WHAT THE TASK ASKS: For each line in the data that includes "date", make a copy.

━━━━━━

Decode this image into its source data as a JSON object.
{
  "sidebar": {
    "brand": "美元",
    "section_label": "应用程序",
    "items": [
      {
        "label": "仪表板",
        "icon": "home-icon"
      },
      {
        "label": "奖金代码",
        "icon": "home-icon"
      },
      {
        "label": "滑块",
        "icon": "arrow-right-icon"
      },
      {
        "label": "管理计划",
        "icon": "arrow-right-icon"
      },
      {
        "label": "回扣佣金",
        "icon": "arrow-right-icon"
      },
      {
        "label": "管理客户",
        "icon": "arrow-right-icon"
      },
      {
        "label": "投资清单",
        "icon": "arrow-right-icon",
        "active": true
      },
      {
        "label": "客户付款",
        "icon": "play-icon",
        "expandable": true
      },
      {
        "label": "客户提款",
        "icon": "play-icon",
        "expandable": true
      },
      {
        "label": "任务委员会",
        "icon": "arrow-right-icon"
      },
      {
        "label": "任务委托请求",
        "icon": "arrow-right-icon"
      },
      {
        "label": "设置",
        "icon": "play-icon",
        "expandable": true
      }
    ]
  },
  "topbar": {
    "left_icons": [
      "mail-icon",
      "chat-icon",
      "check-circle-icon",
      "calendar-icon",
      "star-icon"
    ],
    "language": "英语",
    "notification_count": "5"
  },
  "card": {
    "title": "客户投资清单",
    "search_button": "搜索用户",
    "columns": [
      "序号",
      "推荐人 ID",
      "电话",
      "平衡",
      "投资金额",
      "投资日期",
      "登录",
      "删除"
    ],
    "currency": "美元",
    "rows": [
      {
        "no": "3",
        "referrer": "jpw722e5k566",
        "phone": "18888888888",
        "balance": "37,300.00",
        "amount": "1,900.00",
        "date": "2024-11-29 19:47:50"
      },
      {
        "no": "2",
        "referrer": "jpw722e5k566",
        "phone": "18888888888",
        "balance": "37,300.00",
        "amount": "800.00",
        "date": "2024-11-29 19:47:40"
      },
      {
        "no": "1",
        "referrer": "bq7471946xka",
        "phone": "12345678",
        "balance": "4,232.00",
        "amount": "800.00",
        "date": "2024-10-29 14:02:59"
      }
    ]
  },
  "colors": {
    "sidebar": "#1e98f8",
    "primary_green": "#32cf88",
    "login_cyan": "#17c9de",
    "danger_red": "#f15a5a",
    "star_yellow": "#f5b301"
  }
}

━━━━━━

COMPLETED TASK:
        "date": "2024-11-29 19:47:50"
        "date": "2024-11-29 19:47:40"
        "date": "2024-10-29 14:02:59"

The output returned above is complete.